Wouldn’t the insurance market collapse in the interim?

Almost certainly, yes, but congressional Republicans have apparently begun talks with insurers in the hopes of preventing such a crisis.

What kind of policy could these talks produce?

No one has any idea.

Does this have something to do with the “Obamacare Cliff” I’ve been hearing about?

Yes. The idea is, through “repeal and delay,” there would be a firm deadline, at which point the health care system would effectively collapse. The point would be to create an incentive for policymakers to work something out, knowing that inaction would lead to disaster.

Wouldn’t it be smarter for Republicans to work on a policy first, rather than play with some dangerous artificial mechanism that sets an arbitrary deadline?

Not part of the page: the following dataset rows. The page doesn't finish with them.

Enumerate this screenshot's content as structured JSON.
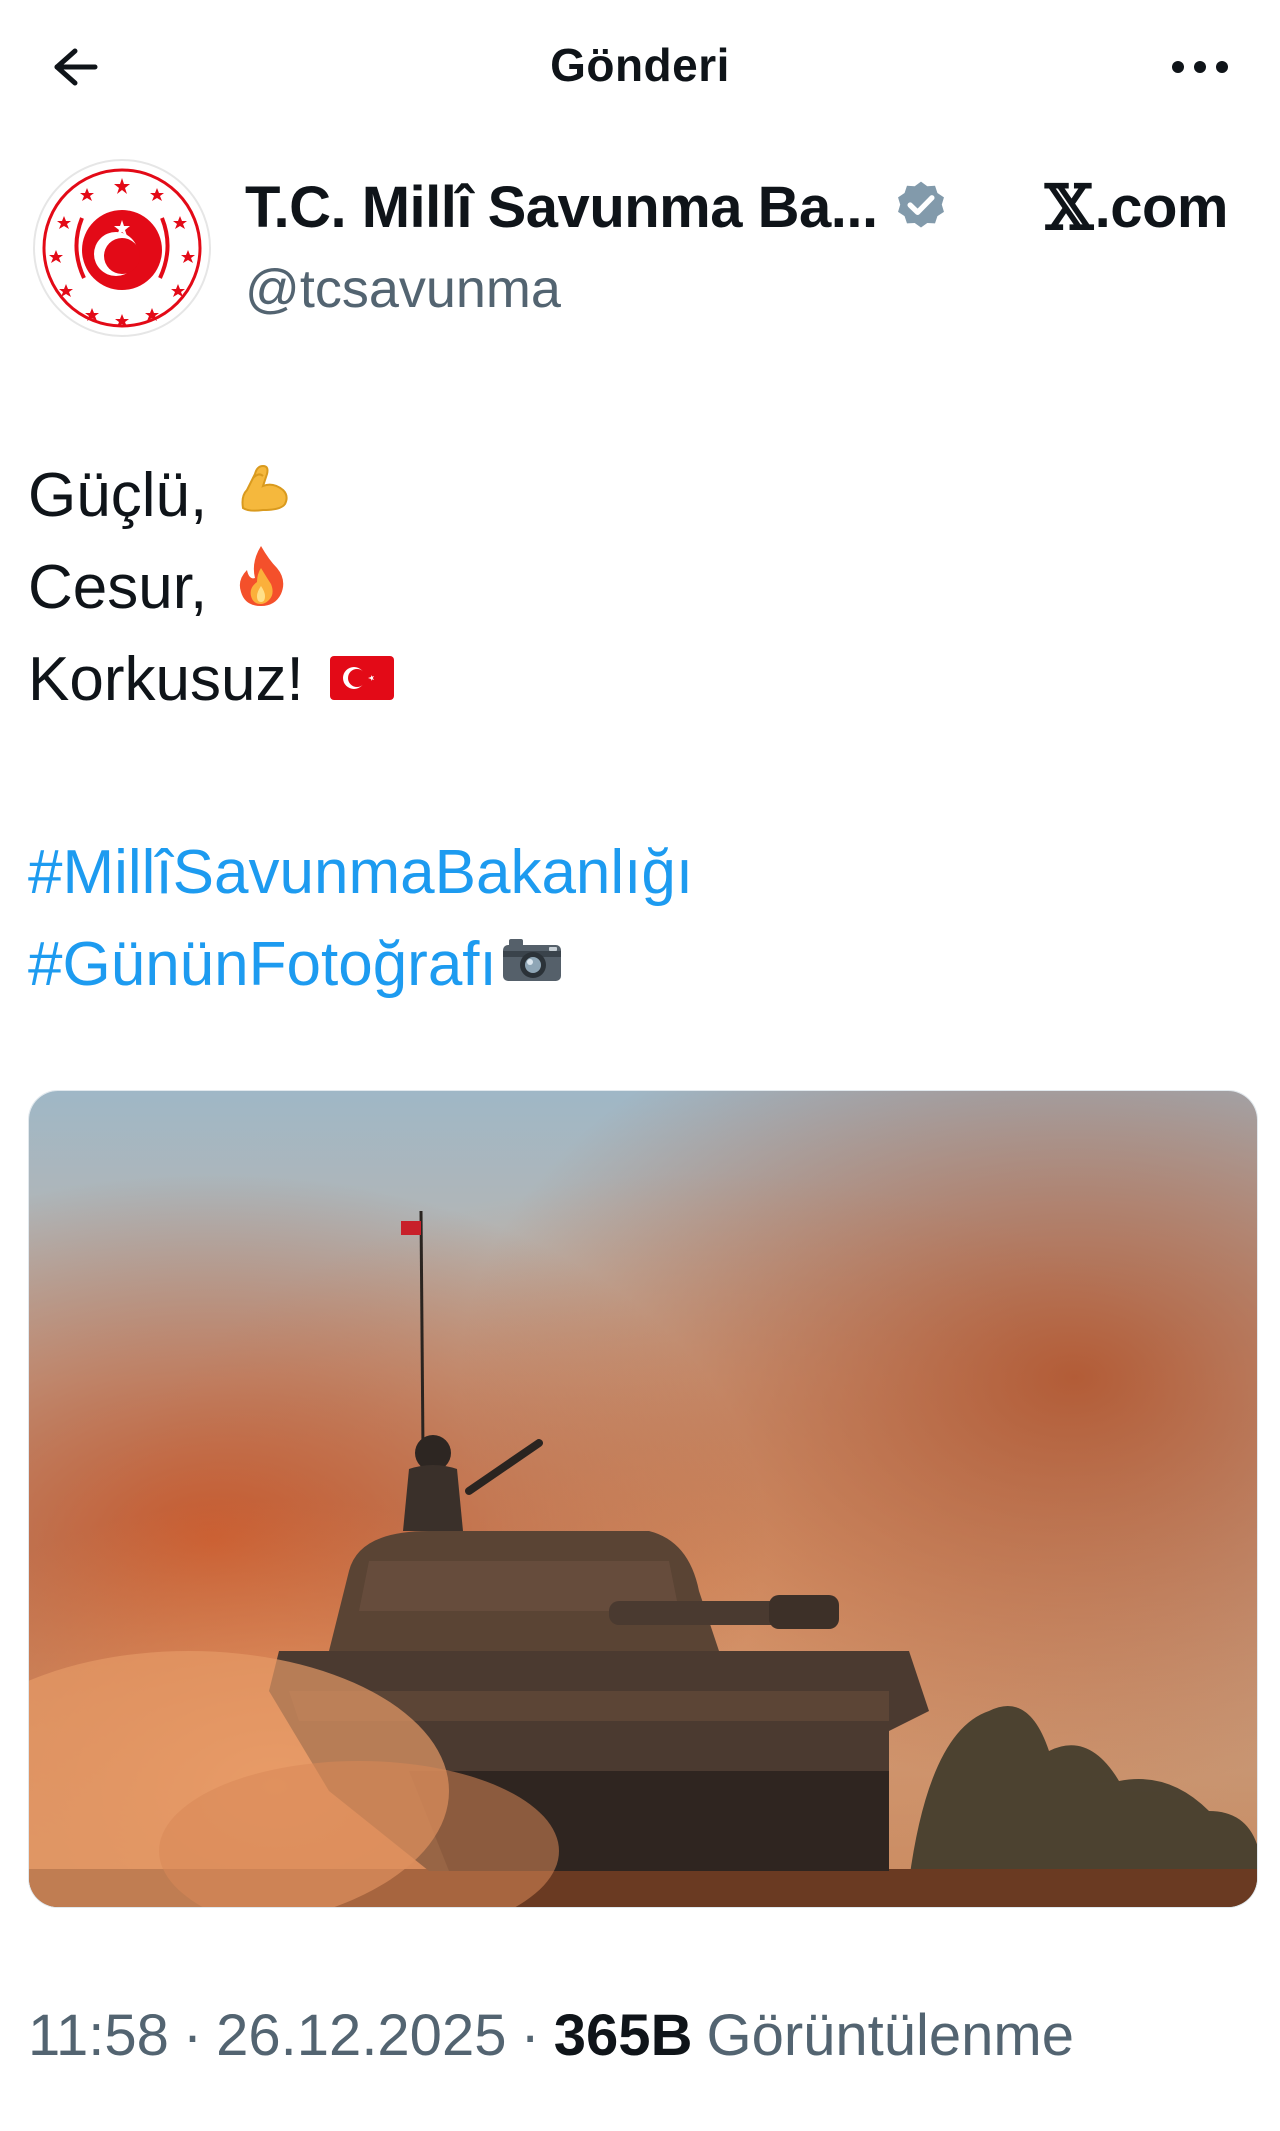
{
  "header": {
    "title": "Gönderi",
    "back_icon": "arrow-left-icon",
    "more_icon": "more-horizontal-icon"
  },
  "author": {
    "display_name": "T.C. Millî Savunma Ba...",
    "handle": "@tcsavunma",
    "verified": true,
    "verified_color": "#829aab",
    "avatar_icon": "turkish-ministry-of-defense-emblem"
  },
  "source": {
    "x_glyph": "𝕏",
    "label": ".com"
  },
  "tweet": {
    "lines": [
      {
        "text": "Güçlü,",
        "emoji": "flexed-biceps-icon"
      },
      {
        "text": "Cesur,",
        "emoji": "fire-icon"
      },
      {
        "text": "Korkusuz!",
        "emoji": "turkey-flag-icon"
      }
    ],
    "hashtags": [
      {
        "text": "#MillîSavunmaBakanlığı"
      },
      {
        "text": "#GününFotoğrafı",
        "emoji": "camera-icon"
      }
    ]
  },
  "media": {
    "description_icon": "tank-in-dust-photo"
  },
  "meta": {
    "time": "11:58",
    "separator": "·",
    "date": "26.12.2025",
    "views_count": "365B",
    "views_label": "Görüntülenme"
  },
  "colors": {
    "text": "#0f1419",
    "secondary": "#536471",
    "link": "#1d9bf0",
    "brand_red": "#e30a17"
  }
}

Of course it would, but GOP officials worry that pursuing this rationally and responsibly would effectively ensure that the Affordable Care Act remains intact indefinitely, which they consider a politically unpalatable outcome.

What would be the Democratic role in all of this?

That’s one of the more important details. As Republicans see it, the beauty of “repeal and delay” is that it gives the GOP some leverage. As the deadline approaches, Republicans would effectively tell Dems, “Go along with our lousy reform plan, even if you hate it, even if it hurts a lot of people, because the alternative would be the complete collapse of the entire system – which you don’t want.”

That sounds like a dangerously cynical approach to hostage politics.

It sure does.

To be sure, there are several gaps remaining. We don’t know, for example, what the GOP majority will try to pass through the budget-reconciliation process, which would render a Democratic filibuster in the Senate irrelevant. For that matter, we don’t know if Republicans will do away with filibusters altogether.



Affordable Care Act, Health Care, Health Care Policy and Obamacare

The Republican health care scheme starts to take shape